--- STORED DATA ---
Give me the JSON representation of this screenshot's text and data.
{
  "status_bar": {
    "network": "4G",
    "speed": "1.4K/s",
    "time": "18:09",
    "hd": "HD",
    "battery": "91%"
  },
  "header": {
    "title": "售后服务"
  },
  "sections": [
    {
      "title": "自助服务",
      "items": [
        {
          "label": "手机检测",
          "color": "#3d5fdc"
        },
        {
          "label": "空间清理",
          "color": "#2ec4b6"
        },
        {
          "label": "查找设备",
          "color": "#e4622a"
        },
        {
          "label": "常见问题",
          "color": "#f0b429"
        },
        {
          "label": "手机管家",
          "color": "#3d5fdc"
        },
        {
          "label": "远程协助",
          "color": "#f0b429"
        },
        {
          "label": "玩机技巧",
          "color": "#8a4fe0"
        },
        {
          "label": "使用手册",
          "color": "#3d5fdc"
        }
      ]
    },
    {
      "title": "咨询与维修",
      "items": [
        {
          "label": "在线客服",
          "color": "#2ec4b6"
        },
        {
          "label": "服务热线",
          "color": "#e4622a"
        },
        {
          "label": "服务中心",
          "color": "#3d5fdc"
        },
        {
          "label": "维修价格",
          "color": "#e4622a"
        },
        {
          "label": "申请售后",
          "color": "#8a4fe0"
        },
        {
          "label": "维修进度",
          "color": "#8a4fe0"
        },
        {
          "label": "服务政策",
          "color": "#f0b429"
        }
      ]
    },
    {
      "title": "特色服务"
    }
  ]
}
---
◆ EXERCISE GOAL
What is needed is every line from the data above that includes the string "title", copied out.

◆ RESPONSE BOX
    "title": "售后服务"
      "title": "自助服务",
      "title": "咨询与维修",
      "title": "特色服务"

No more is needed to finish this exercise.